Adaptive auditory processing is one such higher function. It is the brain’s ability to attend to, segregate, and track one of many sound sources, to learn its identity, commit it to memory, robustly recognize it, and use it to make decisions. And it is in this area that the new NSF funding will support new research by Simon and Babadi.
“Deciphering the neural mechanisms underlying the brain’s network dynamics is critical to understanding how the brain carries out universal cognitive processes such as attention, decision-making and learning,” notes Simon. “However, the sheer high-dimensionality of dynamic neuroimaging data, together with the complexity of these [brain] networks, has created serious challenges, in practice, in its data analysis, signal processing, and neural modeling.”
The researchers will use modern signal processing techniques to combine high temporal resolution, non-invasive recordings with high spatial resolutions.

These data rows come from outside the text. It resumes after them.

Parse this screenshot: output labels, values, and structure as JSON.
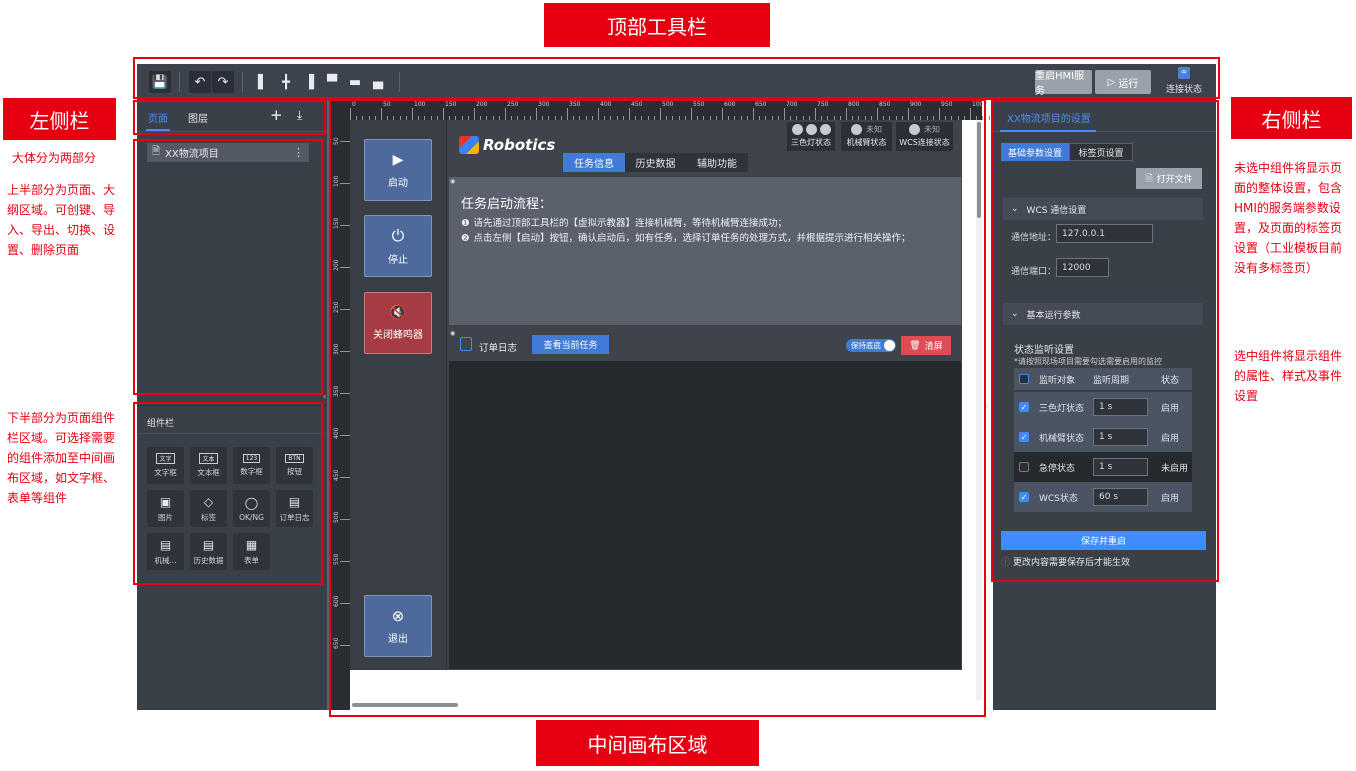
{
  "annotations": {
    "top_toolbar": "顶部工具栏",
    "left_sidebar": "左侧栏",
    "right_sidebar": "右侧栏",
    "canvas_area": "中间画布区域",
    "left_note_1": "大体分为两部分",
    "left_note_2": "上半部分为页面、大纲区域。可创键、导入、导出、切换、设置、删除页面",
    "left_note_3": "下半部分为页面组件栏区域。可选择需要的组件添加至中间画布区域，如文字框、表单等组件",
    "right_note_1": "未选中组件将显示页面的整体设置，包含HMI的服务端参数设置，及页面的标签页设置（工业模板目前没有多标签页）",
    "right_note_2": "选中组件将显示组件的属性、样式及事件设置"
  },
  "toolbar": {
    "restart_label": "重启HMI服务",
    "run_label": "运行",
    "conn_label": "连接状态"
  },
  "left": {
    "tab_pages": "页面",
    "tab_layers": "图层",
    "project_name": "XX物流项目",
    "component_header": "组件栏",
    "components": [
      {
        "label": "文字框",
        "icon": "text-label-icon"
      },
      {
        "label": "文本框",
        "icon": "textbox-icon"
      },
      {
        "label": "数字框",
        "icon": "number-box-icon"
      },
      {
        "label": "按钮",
        "icon": "button-icon"
      },
      {
        "label": "图片",
        "icon": "image-icon"
      },
      {
        "label": "标签",
        "icon": "tag-icon"
      },
      {
        "label": "OK/NG",
        "icon": "okng-icon"
      },
      {
        "label": "订单日志",
        "icon": "order-log-icon"
      },
      {
        "label": "机械...",
        "icon": "robot-arm-icon"
      },
      {
        "label": "历史数据",
        "icon": "history-data-icon"
      },
      {
        "label": "表单",
        "icon": "table-icon"
      }
    ],
    "component_glyphs": [
      "文字",
      "文本",
      "123",
      "BTN"
    ]
  },
  "ruler": {
    "top_ticks": [
      "0",
      "50",
      "100",
      "150",
      "200",
      "250",
      "300",
      "350",
      "400",
      "450",
      "500",
      "550",
      "600",
      "650",
      "700",
      "750",
      "800",
      "850",
      "900",
      "950",
      "1000"
    ],
    "left_ticks": [
      "50",
      "100",
      "150",
      "200",
      "250",
      "300",
      "350",
      "400",
      "450",
      "500",
      "550",
      "600",
      "650"
    ]
  },
  "stage": {
    "btn_start": "启动",
    "btn_stop": "停止",
    "btn_mute": "关闭蜂鸣器",
    "btn_exit": "退出",
    "logo": "Robotics",
    "tabs": [
      "任务信息",
      "历史数据",
      "辅助功能"
    ],
    "status_light": "三色灯状态",
    "status_arm": "机械臂状态",
    "status_wcs": "WCS连接状态",
    "unknown": "未知",
    "task_title": "任务启动流程：",
    "task_step1": "请先通过顶部工具栏的【虚拟示教器】连接机械臂，等待机械臂连接成功；",
    "task_step2": "点击左侧【启动】按钮，确认启动后，如有任务，选择订单任务的处理方式，并根据提示进行相关操作；",
    "order_log": "订单日志",
    "view_task": "查看当前任务",
    "keep_bottom": "保持底底",
    "clear": "清屏"
  },
  "right": {
    "header": "XX物流项目的设置",
    "tab_basic": "基础参数设置",
    "tab_tags": "标签页设置",
    "open_file": "打开文件",
    "wcs_section": "WCS 通信设置",
    "addr_label": "通信地址：",
    "addr_value": "127.0.0.1",
    "port_label": "通信端口：",
    "port_value": "12000",
    "run_section": "基本运行参数",
    "monitor_title": "状态监听设置",
    "monitor_hint": "*请按照现场项目需要勾选需要启用的监控",
    "col_target": "监听对象",
    "col_period": "监听周期",
    "col_status": "状态",
    "rows": [
      {
        "target": "三色灯状态",
        "period": "1 s",
        "status": "启用",
        "checked": true
      },
      {
        "target": "机械臂状态",
        "period": "1 s",
        "status": "启用",
        "checked": true
      },
      {
        "target": "急停状态",
        "period": "1 s",
        "status": "未启用",
        "checked": false
      },
      {
        "target": "WCS状态",
        "period": "60 s",
        "status": "启用",
        "checked": true
      }
    ],
    "save_label": "保存并重启",
    "save_hint": "更改内容需要保存后才能生效"
  }
}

“Our work will bring new insight to the dynamic organization of cortical networks at unprecedented spatiotemporal resolutions, and can thereby impact technology in the areas of brain-computer interfacing and neuromorphic engineering,” says Babadi. “It will also allow for the creation of engineering solutions for early detection and monitoring of cognitive disorders involving auditory perception and attention.”
Neuromorphic engineering is the use of a very large-scale system of integrated circuits to mimic neuro-biological architectures present in the nervous system.
Using robotic whiskers to help understand how animal brains’ use real ones
The research by Bergbreiter and her two Northwestern colleagues will advance understanding of how animals first gather information through the sense of touch and then how the use this information to perform complex behaviors. At Maryland, Bergbreiter will be developing artificial, modular, reconfigurable whiskers that imitate the functions of animal whiskers.
The whiskers will be mounted on robotic platforms that can mimic the head movements of animals, contributing to the development of novel robots and sensors that use touch to sense an object’s location, shape, and texture, to track fluid wakes in water, and to sense the direction of airflow.
“Engineering arrays of sensors to serve as physical models of a rat's whiskers will allow us to better understand the connections between what a rat senses and its actions,” Bergbreiter says. “Using this understanding, we can design robots with the ability to explore dark areas or work in other challenging environments that require a sense of touch or flow.”
The NSF Neural and Cognitive Science Program
The complexities of brain and behavior pose fundamental questions in many areas of science and engineering, drawing intense interest across a broad spectrum of disciplinary perspectives while eluding explanation by any one of them. Rapid advances within and across disciplines are leading to an increasingly interconnected fabric of theories, models, empirical methods and findings, and educational approaches, opening new opportunities to understand complex aspects of neural and cognitive systems through integrative multidisciplinary approaches. According to NSF this program seeks to support innovative, integrative, boundary-crossing proposals that can best capture those opportunities.
"It takes insight and courage to tackle these problems," said Ken Whang, NSF program director in the Computer and Information Science and Engineering Directorate (CISE). "These teams are combining their expertise to try to forge new paths forward on some of the most complex and important challenges of understanding the brain. They are posing problems in new ways, taking intellectual and technical risks that have huge potential payoff."